On the other hand, Allenby arrived in Cairo just as the Arab Bureau’s T E Lawrence (‘Lawrence of Arabia’) had proved successful in assisting the Arab Revolt to take Aqaba. Lawrence then travelled across the desert to Suez, where he took a train to Cairo and presented himself to the new commander-in-chief – a bedraggled figure ‘dressed in owing robes and looking like an Arab chieftain, riding on the welcome tide of triumph.’
A puzzled Allenby was quietly impressed by Lawrence, whose knowledge of Arabic, intimacy with the Hashemite leaders of the revolt, and success in the field implied a useful man. Lawrence even possessed a bodyguard of loyal Ageyl tribesmen who ‘cut throats, but they only cut throats on my order.’
As the author describes in absorbing detail, 80,000 British, Anzac, and Indian troops, employing 200 heavy guns, laid siege to Gaza for two weeks. After its fall, rapid pursuit, spearheaded by units of the Australian Light Horse, carried the EEF all the way to Jerusalem.
On 11 December 1917, out of respect for the Holy City, Allenby famously dismounted and walked through Jerusalem’s Damascus Gate, followed by Lawrence. It was a dramatic contrast to the way in which the Kaiser, 20 years before, had insisted on the entrance being widened to accommodate himself on a white charger with his entourage. Lloyd-George described it as ‘an event of historic and worldwide significance’.
Allenby moved on to the capture of Jericho. But Whitehall wanted troops and artillery to resist the last throw of the German Army in spring 1918: 60,000 men were transferred and Allenby’s campaign was slowed down.
It took time to accumulate, acclimatise, and train a new army, with much larger contingents of Indian troops, but when Allenby launched his Megiddo offensive in September 1918, it shattered the Ottoman line and broke all three armies stationed in the Levant. The Turks fell back to Damascus, but were unable to improvise a defence, and were eventually bundled all the way to Aleppo.
This was the beginning of Allenby’s political troubles. The secret Sykes-Picot Agreement of 1916 had been revealed by the newly installed Bolsheviks in Russia. The British and French, with the acquiescence of the (Tsarist) Russians and the Italians, had agreed to divide up the Middle East into spheres of influences – in which Syria and Lebanon were to be allocated to France.
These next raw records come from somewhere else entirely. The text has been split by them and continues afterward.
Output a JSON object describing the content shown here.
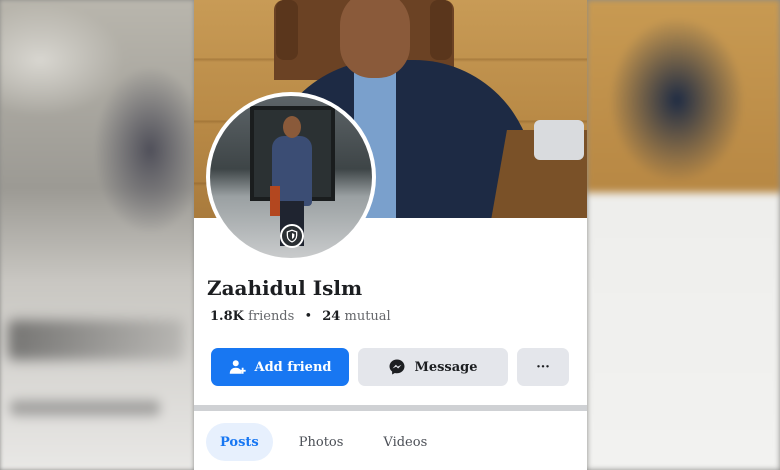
{
  "profile": {
    "name": "Zaahidul Islm",
    "friends_count": "1.8K",
    "friends_label": "friends",
    "mutual_count": "24",
    "mutual_label": "mutual",
    "avatar_badge_icon": "shield-icon"
  },
  "actions": {
    "add_friend": "Add friend",
    "message": "Message",
    "more": "···"
  },
  "tabs": [
    {
      "label": "Posts",
      "active": true
    },
    {
      "label": "Photos",
      "active": false
    },
    {
      "label": "Videos",
      "active": false
    }
  ],
  "colors": {
    "accent": "#1877f2",
    "button_gray": "#e4e6eb",
    "active_tab_bg": "#e7f0fd"
  },
  "icons": {
    "add_friend": "add-person-icon",
    "message": "messenger-icon",
    "more": "more-dots-icon"
  }
}
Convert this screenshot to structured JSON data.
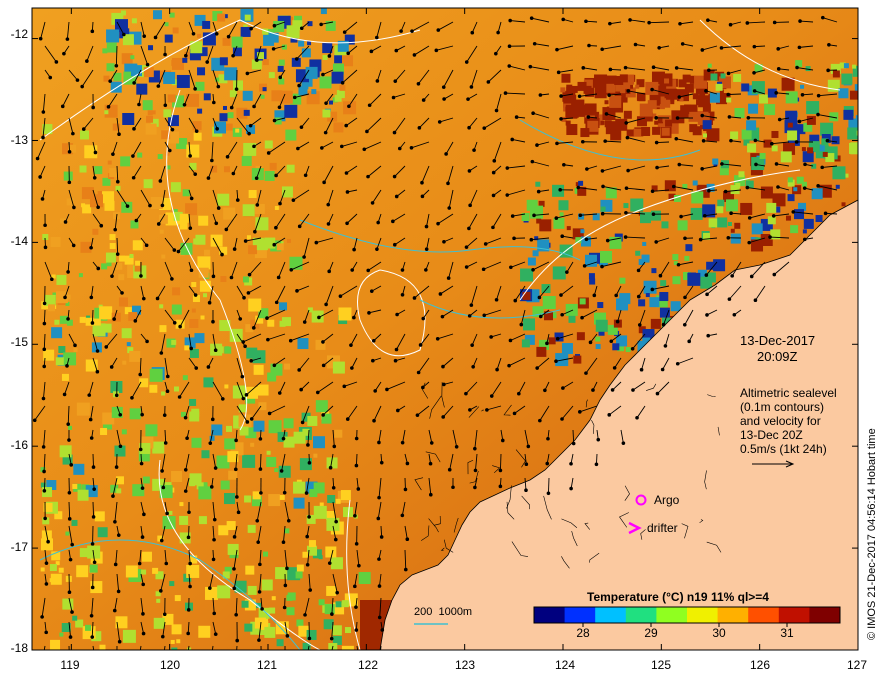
{
  "map": {
    "lon_ticks": [
      "119",
      "120",
      "121",
      "122",
      "123",
      "124",
      "125",
      "126",
      "127"
    ],
    "lat_ticks": [
      "-12",
      "-13",
      "-14",
      "-15",
      "-16",
      "-17",
      "-18"
    ],
    "lon_range": [
      118.6,
      127.0
    ],
    "lat_range": [
      -18.0,
      -11.7
    ]
  },
  "annotation": {
    "date": "13-Dec-2017",
    "time": "20:09Z",
    "legend_lines": [
      "Altimetric sealevel",
      "(0.1m contours)",
      "and velocity for",
      "13-Dec 20Z",
      "0.5m/s (1kt 24h)"
    ]
  },
  "markers": {
    "argo_label": "Argo",
    "drifter_label": "drifter",
    "argo_color": "#ff00ff",
    "drifter_color": "#ff00ff"
  },
  "bathymetry": {
    "label": "200  1000m",
    "color": "#40c0d0"
  },
  "colorbar": {
    "title": "Temperature (°C) n19 11% ql>=4",
    "ticks": [
      "28",
      "29",
      "30",
      "31"
    ],
    "colors": [
      "#00007f",
      "#0030ff",
      "#00c0ff",
      "#20e080",
      "#90ff20",
      "#f0f000",
      "#ffb000",
      "#ff5000",
      "#c01000",
      "#7f0000"
    ]
  },
  "credit": "© IMOS 21-Dec-2017 04:56:14 Hobart time",
  "land_color": "#fbc9a0"
}
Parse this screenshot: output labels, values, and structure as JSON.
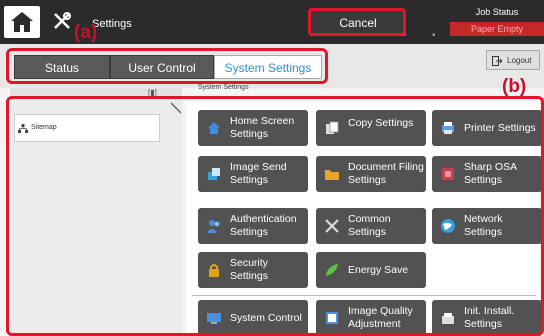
{
  "header": {
    "title": "Settings",
    "cancel_label": "Cancel",
    "job_status": "Job Status",
    "paper_status": "Paper Empty"
  },
  "annotations": {
    "a": "(a)",
    "b": "(b)"
  },
  "tabs": [
    {
      "label": "Status",
      "active": false
    },
    {
      "label": "User Control",
      "active": false
    },
    {
      "label": "System Settings",
      "active": true
    }
  ],
  "logout_label": "Logout",
  "breadcrumb": "System Settings",
  "sidebar": {
    "items": [
      {
        "label": "Sitemap",
        "icon": "sitemap-icon"
      }
    ]
  },
  "tiles": [
    {
      "label": "Home Screen Settings",
      "icon": "home-icon",
      "color": "#2f7fd0"
    },
    {
      "label": "Copy Settings",
      "icon": "copy-icon",
      "color": "#dddddd"
    },
    {
      "label": "Printer Settings",
      "icon": "printer-icon",
      "color": "#4a8fe0"
    },
    {
      "label": "Image Send Settings",
      "icon": "image-send-icon",
      "color": "#3aa0e0"
    },
    {
      "label": "Document Filing Settings",
      "icon": "folder-icon",
      "color": "#e0a020"
    },
    {
      "label": "Sharp OSA Settings",
      "icon": "osa-icon",
      "color": "#c04050"
    },
    {
      "label": "Authentication Settings",
      "icon": "users-icon",
      "color": "#3a80d0"
    },
    {
      "label": "Common Settings",
      "icon": "tools-icon",
      "color": "#cccccc"
    },
    {
      "label": "Network Settings",
      "icon": "globe-icon",
      "color": "#2fa0e0"
    },
    {
      "label": "Security Settings",
      "icon": "lock-icon",
      "color": "#e0a020"
    },
    {
      "label": "Energy Save",
      "icon": "leaf-icon",
      "color": "#60c040"
    },
    {
      "label": "System Control",
      "icon": "monitor-icon",
      "color": "#3a80d0"
    },
    {
      "label": "Image Quality Adjustment",
      "icon": "image-quality-icon",
      "color": "#5090e0"
    },
    {
      "label": "Init. Install. Settings",
      "icon": "install-icon",
      "color": "#dddddd"
    }
  ],
  "colors": {
    "accent_red": "#e3152b",
    "active_tab_text": "#2f8fd8",
    "tile_bg": "#525252",
    "status_red": "#c62828"
  }
}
The Arabs had been kept in the dark. The San Remo Conference conferred the Mandate for Syria on the French, who soon defeated Faisal’s forces at the Battle of Maysalun (in June 1920) and ejected the Hashemites from Damascus.
Allenby remained in the Middle East for six years as High Commissioner for Egypt, where he was involved in the suppression of the Egyptian Revolution of 1919, part of a wave of anti-colonial revolt across the region and the wider world following World War I.
Professor Faught has written a concise, stimulating account of the life and times of Allenby. He communicates the romanticism and complexity of the conflicts in which he was embroiled, and brings his story to a new audience at a time when the Middle East is again, as so often, headline news.
Review by Colin Shindler